Margaret contrasts psychology’s approach with the Bible’s approach to handle depression. She says, “pyschology may describe but only the Bible prescribes” (p. 6). She then describes Scripture’s prescription and her approach (p. 9):
This is a booklet of good news because its center is the gospel of Jesus Christ, whose power saved us from the penalty of sin at salvation, whose power will save us from the presence of sin at glorification, and whose same divine dynamism can save us every day from the power of sin in sanctification. The gospel doesn’t just save us from hell; it saves us from ourselves. And these few pages face us head-on with the choices we can make—the world’s way or God’s, the centrality of self or Christ, depression with moments of happiness or joy with moments of depression. Whichever path you are on, you have chosen to go there.
I agree with Margaret and learned a great deal. She moves from the gospel truths to actions one must take as a result. I agree we must choose and act. One turning point in my own battle against depression was doing stuff--yard work, reading Scripture, taking my family out to do fun stuff. But that wasn’t the starting point. It was a deep understanding of what had already been done for me. It was a heart brimming with gospel truth.
Through out these to do’s is peppered gospel. For instance, “[T]he more we focus on Christ instead of ourselves—his beauty, his grace, his mercy, and his indestructible love—the more we experience transformation” (p. 34). But I wonder if there’s an imbalance in the force. I would be hesitant providing this book to someone head barely out of the muck. Because such a long list of to do’s could be overwhelming. I’m not saying they shouldn’t be done, but I wonder if more a foundation should’ve been laid.
I would recommend Depression: The Sun Always Rises for counselors and possibly for those who may struggle with depression but have had a measure of success battling it already. I was reminded to keep battling. Keep living in light of the gospel. Keep acting the miracle, as John Piper says.

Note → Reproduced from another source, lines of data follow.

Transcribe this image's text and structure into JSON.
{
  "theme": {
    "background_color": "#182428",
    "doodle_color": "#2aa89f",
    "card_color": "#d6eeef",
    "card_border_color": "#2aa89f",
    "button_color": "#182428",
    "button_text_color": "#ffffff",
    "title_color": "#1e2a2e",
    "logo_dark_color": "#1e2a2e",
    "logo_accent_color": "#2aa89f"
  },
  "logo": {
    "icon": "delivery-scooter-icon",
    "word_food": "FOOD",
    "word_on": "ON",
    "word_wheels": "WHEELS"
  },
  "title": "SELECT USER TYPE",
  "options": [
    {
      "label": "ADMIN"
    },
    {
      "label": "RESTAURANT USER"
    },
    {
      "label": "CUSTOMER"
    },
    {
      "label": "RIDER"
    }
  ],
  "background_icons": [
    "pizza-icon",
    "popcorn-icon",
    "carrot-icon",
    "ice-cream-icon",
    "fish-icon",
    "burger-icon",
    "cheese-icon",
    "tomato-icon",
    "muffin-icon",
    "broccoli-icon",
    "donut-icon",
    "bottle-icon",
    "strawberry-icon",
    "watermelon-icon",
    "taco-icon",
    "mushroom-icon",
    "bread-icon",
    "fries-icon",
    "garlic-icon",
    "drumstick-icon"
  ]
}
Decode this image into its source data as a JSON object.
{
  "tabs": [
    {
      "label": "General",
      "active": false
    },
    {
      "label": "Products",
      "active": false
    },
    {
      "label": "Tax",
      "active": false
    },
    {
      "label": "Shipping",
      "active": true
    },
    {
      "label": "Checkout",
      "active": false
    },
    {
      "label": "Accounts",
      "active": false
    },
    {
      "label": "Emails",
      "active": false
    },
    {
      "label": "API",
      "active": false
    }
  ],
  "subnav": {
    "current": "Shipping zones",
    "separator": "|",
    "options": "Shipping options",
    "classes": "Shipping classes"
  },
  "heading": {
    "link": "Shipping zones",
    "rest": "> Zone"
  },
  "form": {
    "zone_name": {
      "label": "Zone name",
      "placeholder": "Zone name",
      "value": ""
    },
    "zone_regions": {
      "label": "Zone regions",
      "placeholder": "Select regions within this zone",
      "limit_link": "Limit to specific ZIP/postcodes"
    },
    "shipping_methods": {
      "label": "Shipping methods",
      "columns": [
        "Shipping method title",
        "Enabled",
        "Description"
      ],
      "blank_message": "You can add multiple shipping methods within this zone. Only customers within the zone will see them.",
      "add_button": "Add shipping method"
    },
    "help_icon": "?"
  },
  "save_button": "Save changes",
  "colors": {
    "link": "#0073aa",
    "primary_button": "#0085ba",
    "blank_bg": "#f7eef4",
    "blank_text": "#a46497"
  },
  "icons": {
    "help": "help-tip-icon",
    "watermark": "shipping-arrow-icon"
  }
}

Disclosure of Material Connection: I received Depression: The Sun Always Rises free from the P&R Publishing. I was not required to write a positive review. The opinions I have expressed are my own. I am disclosing this in accordance with the Federal Trade Commission’s 16 CFR, Part 255: “Guides Concerning the Use of Endorsements and Testimonials in Advertising.”